* **WHAT YOU ARE ASKED TO DO**:
Word for word, print the entries that follow.

******************************

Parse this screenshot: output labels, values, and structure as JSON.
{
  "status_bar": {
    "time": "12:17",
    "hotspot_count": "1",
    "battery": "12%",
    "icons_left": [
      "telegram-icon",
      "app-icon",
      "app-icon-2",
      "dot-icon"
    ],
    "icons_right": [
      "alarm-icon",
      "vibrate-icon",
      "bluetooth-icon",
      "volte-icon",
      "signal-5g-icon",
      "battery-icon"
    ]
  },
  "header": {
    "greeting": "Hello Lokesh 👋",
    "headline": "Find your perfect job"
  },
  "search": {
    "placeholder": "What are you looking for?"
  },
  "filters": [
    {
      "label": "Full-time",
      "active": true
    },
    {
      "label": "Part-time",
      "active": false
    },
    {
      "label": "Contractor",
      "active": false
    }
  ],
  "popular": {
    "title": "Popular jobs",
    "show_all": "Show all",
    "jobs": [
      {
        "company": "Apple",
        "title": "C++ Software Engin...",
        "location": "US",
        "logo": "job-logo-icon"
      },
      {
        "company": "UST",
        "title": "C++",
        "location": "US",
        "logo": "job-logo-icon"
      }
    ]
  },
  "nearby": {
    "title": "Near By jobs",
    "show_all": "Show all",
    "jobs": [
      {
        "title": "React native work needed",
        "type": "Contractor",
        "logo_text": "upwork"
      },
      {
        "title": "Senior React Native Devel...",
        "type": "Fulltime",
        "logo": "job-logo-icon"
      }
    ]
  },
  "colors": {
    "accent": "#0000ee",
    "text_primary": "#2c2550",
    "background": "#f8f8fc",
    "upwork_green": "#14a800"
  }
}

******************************

* **OUTPUT OF THE TASK**:
Parse this screenshot: output labels, values, and structure as JSON.
{
  "status_bar": {
    "time": "12:17",
    "hotspot_count": "1",
    "battery": "12%",
    "icons_left": [
      "telegram-icon",
      "app-icon",
      "app-icon-2",
      "dot-icon"
    ],
    "icons_right": [
      "alarm-icon",
      "vibrate-icon",
      "bluetooth-icon",
      "volte-icon",
      "signal-5g-icon",
      "battery-icon"
    ]
  },
  "header": {
    "greeting": "Hello Lokesh 👋",
    "headline": "Find your perfect job"
  },
  "search": {
    "placeholder": "What are you looking for?"
  },
  "filters": [
    {
      "label": "Full-time",
      "active": true
    },
    {
      "label": "Part-time",
      "active": false
    },
    {
      "label": "Contractor",
      "active": false
    }
  ],
  "popular": {
    "title": "Popular jobs",
    "show_all": "Show all",
    "jobs": [
      {
        "company": "Apple",
        "title": "C++ Software Engin...",
        "location": "US",
        "logo": "job-logo-icon"
      },
      {
        "company": "UST",
        "title": "C++",
        "location": "US",
        "logo": "job-logo-icon"
      }
    ]
  },
  "nearby": {
    "title": "Near By jobs",
    "show_all": "Show all",
    "jobs": [
      {
        "title": "React native work needed",
        "type": "Contractor",
        "logo_text": "upwork"
      },
      {
        "title": "Senior React Native Devel...",
        "type": "Fulltime",
        "logo": "job-logo-icon"
      }
    ]
  },
  "colors": {
    "accent": "#0000ee",
    "text_primary": "#2c2550",
    "background": "#f8f8fc",
    "upwork_green": "#14a800"
  }
}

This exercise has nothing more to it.